▸ **Action item**
Reproduce all the data exactly, without pictures.
-----
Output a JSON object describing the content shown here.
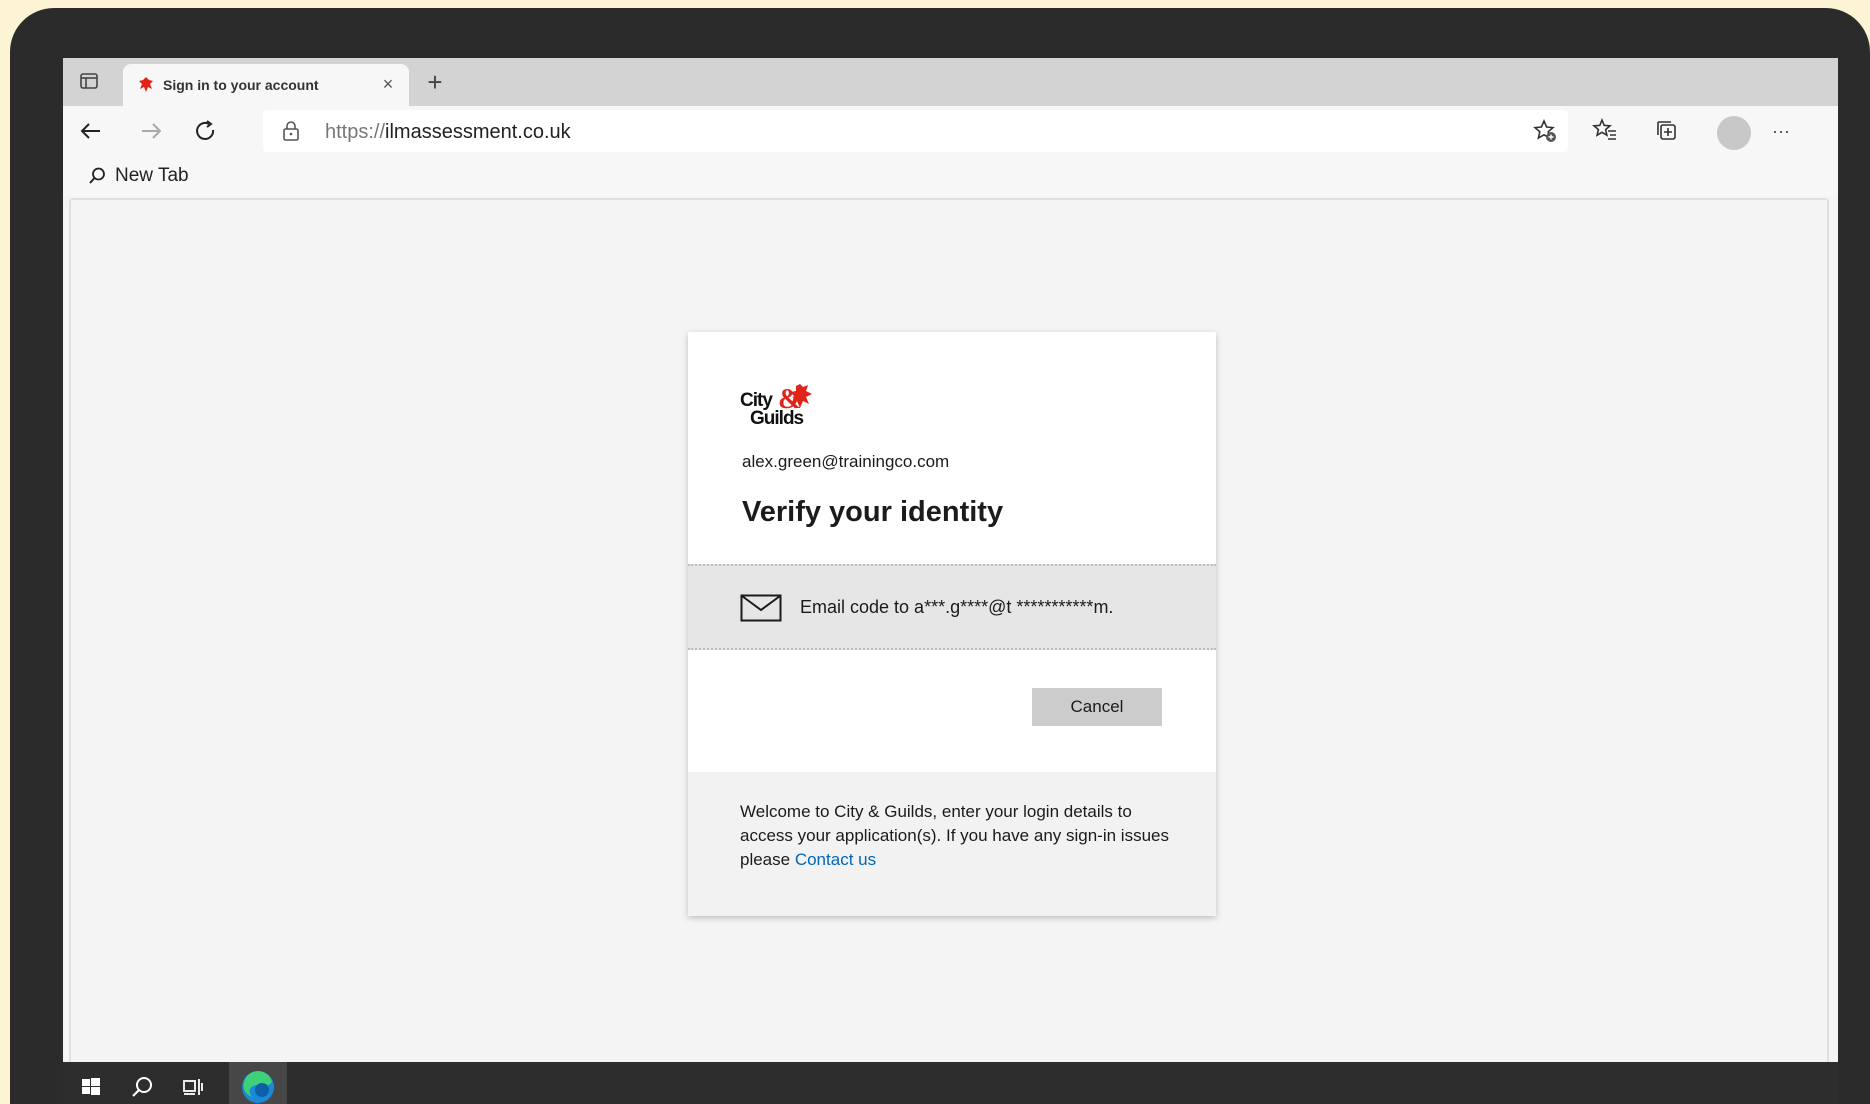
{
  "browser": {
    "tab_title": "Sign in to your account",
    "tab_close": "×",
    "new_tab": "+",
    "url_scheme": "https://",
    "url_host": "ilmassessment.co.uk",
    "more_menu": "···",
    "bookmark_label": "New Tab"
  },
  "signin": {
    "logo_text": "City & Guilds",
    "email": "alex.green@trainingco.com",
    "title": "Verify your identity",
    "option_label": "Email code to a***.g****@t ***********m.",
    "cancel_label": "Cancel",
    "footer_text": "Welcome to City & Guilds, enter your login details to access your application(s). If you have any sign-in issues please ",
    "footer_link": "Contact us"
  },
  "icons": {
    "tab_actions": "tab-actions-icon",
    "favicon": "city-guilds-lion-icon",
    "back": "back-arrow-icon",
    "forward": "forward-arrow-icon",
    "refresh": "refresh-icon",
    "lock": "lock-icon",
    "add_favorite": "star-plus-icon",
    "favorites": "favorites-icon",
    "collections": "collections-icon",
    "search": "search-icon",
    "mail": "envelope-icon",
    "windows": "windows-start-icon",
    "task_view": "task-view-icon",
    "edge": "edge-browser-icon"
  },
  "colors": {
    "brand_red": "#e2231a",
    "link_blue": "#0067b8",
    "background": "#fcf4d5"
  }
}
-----
▸ **Answer area**
Output a JSON object describing the content shown here.
{
  "browser": {
    "tab_title": "Sign in to your account",
    "tab_close": "×",
    "new_tab": "+",
    "url_scheme": "https://",
    "url_host": "ilmassessment.co.uk",
    "more_menu": "···",
    "bookmark_label": "New Tab"
  },
  "signin": {
    "logo_text": "City & Guilds",
    "email": "alex.green@trainingco.com",
    "title": "Verify your identity",
    "option_label": "Email code to a***.g****@t ***********m.",
    "cancel_label": "Cancel",
    "footer_text": "Welcome to City & Guilds, enter your login details to access your application(s). If you have any sign-in issues please ",
    "footer_link": "Contact us"
  },
  "icons": {
    "tab_actions": "tab-actions-icon",
    "favicon": "city-guilds-lion-icon",
    "back": "back-arrow-icon",
    "forward": "forward-arrow-icon",
    "refresh": "refresh-icon",
    "lock": "lock-icon",
    "add_favorite": "star-plus-icon",
    "favorites": "favorites-icon",
    "collections": "collections-icon",
    "search": "search-icon",
    "mail": "envelope-icon",
    "windows": "windows-start-icon",
    "task_view": "task-view-icon",
    "edge": "edge-browser-icon"
  },
  "colors": {
    "brand_red": "#e2231a",
    "link_blue": "#0067b8",
    "background": "#fcf4d5"
  }
}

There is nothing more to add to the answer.